Anna never received an answer from Mr. Russell, but one fine day she was pumping gas at the O.K.Kelley Service Station, which she and her husband still operated, when Richard Torres, a dear friend, said to her; “Anna, can you keep a secret? You’re going to get your engine!” Richard, a section crew foreman over at Kearsarge, had just got orders from SP headquarters to go through all his track and pull the oldest rails and oldest ties: “You see, the rails and ties are dated. When they are put in the ground, there’s a special zinc nail that has the year on the head; that tells the foreman and crew how old the ties is. They weren’t pulling them for anybody else; they were pulling them for me.”

Anna’s engineering of that project, getting engine #18 into its now-familiar location in Independence’s Dehy Park, was the “most fun thing I ever did in my life”.

The engine was sitting at Owenyo when the order was given to turn it over to Anna. The Southern Pacific loaded it on a broad gauge flatcar and took it to the roundhouse in Bakersfield and gave it a real good cleaning and a paint job and then loaded her on another flat car and brought it to Lone Pine.

What now? Where to put the train? Anna went to see Sid Paratt of the Los Angeles Department of Water and Power, which owned the land at Dehy Park: “I’ve got a narrow gauge locomotive on my hands but I don’t know where to put it.” They decided where in the new park the train should go; the railroad supplied a crew from over at Kearsarge station to lay the track. “I arranged to use the County’s low bed trailer and tractor to pull it. There was a winch with a lot of cable…I went to Jimmy Nick (Nikolaus) in Big Pine; he had a low bed like the county’s…so he loaned it to me.”

Moving Engine #18 to Independence 08-02-1955

Everything fell into place; Anna had all the people, machinery and good will she needed.

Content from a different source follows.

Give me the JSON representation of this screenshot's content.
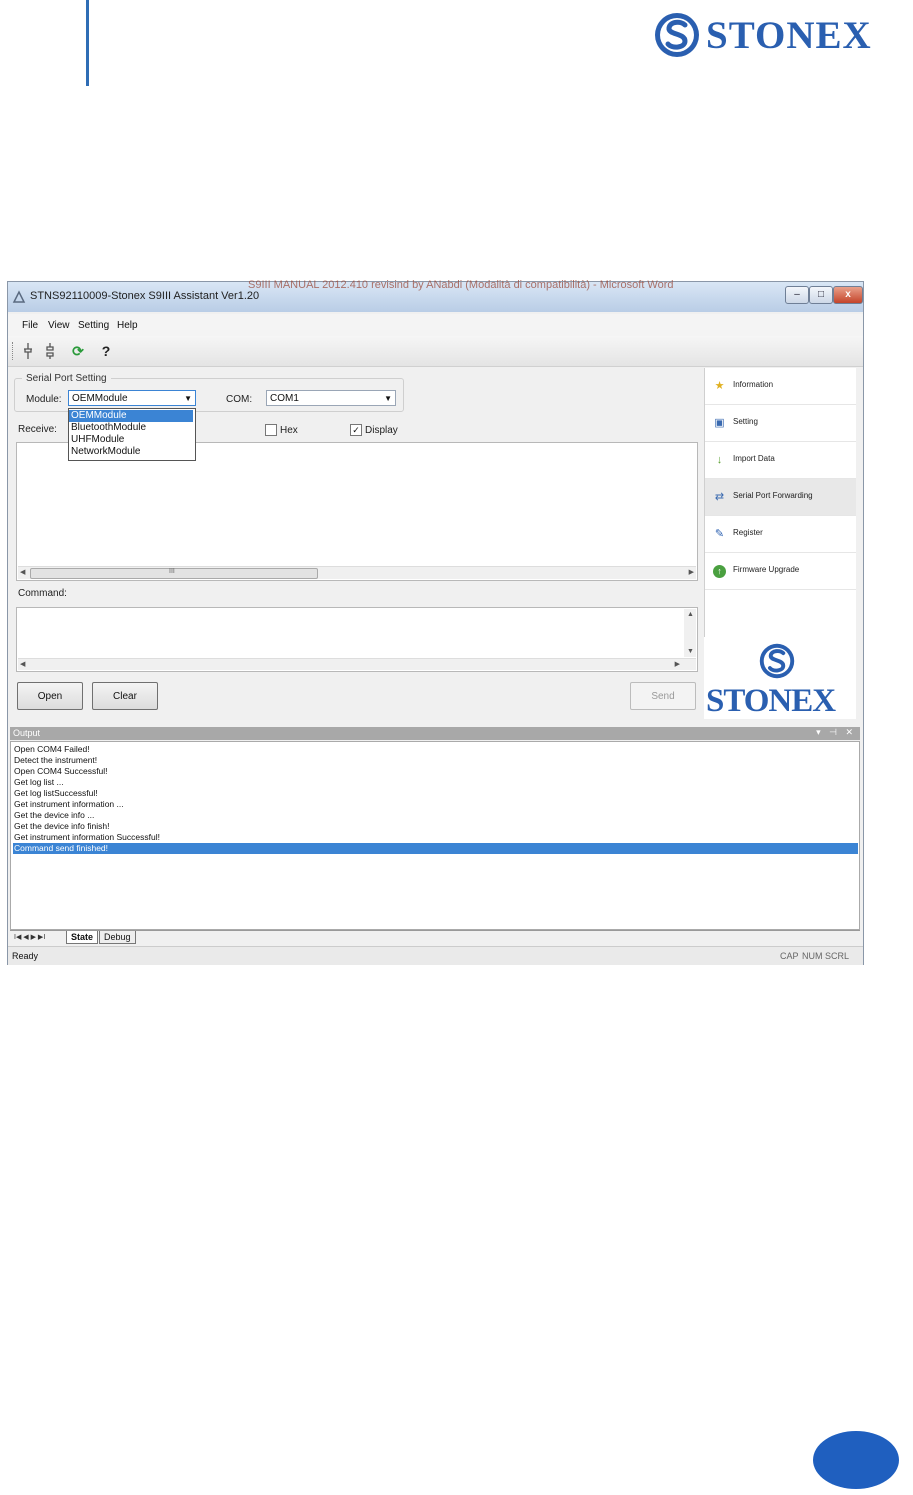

“We did it all in one day. That track was already in the ground because Richard Torres and his crew had done that.

After the locomotive was in, Anna’s husband brought the tow truck and hooked the cable on and towed it “to the front where it belonged”.

And for the next 5 decades sat old #18 on its narrow gauge tracks, sometimes looking good and sometimes not so good, for all who passed on Hwy. 395 to see and admire.


Acquisition part of story from: The Slim Princess lives again!”Anna Kelley’s story” from THE ALBUM Times & Tales of Inyo-Mono Vol. IV, No.4 pp. 22-23


In 1996, Independence resident and railfan Myron Alexander noticed #18 wasn’t looking so good anymore. He approached the Eastern California Museum director and asked if he could clean it up and make it look good again, the answer was “sure, but we don’t have any money to spend”. Myron set out to start work on #18. One of the first things he wanted to do was to grease up the locomotive and so he took one of the big grease fittings off the engine and took it to the Lone Pine Napa store where owner Dave Mull asked “what did that come off of!” After learning the source of the grease fitting Dave not only tracked one down but he said I want to help fix up that locomotive. And so it went with Dave and Myron enlisting the help of their friends and slowly the old #18 began to looked worked on. By 1997, Randy Babcock had happened by the #18 and noticed a sign on the fence that stated “If you want to help see Dave at the Napa store”, and so began another chapter with the #18.

Work progressed slowly and sporadically over the next 4 years with no real clear plan. In late 2000, Myron passed on suddenly and it was decided enough work had occurred that #18 could be safely steamed up to honor him. On January 25th, 2001 the #18 was steamed up to about 50psi. and the whistle was blown.

January 25th, 2001

Between 2001 and 2009 little to no work occurred on the #18. Focus was mainly on what to do with it and obtaining permission to restore it to operation. In 2009 a full comprehensive report was developed for the Inyo County Board of Supervisors which ultimately turned the entire project around and secured the permission to begin the restoration of #18 to operation. Between 2010 and 2016 the #18 restoration was in full swing.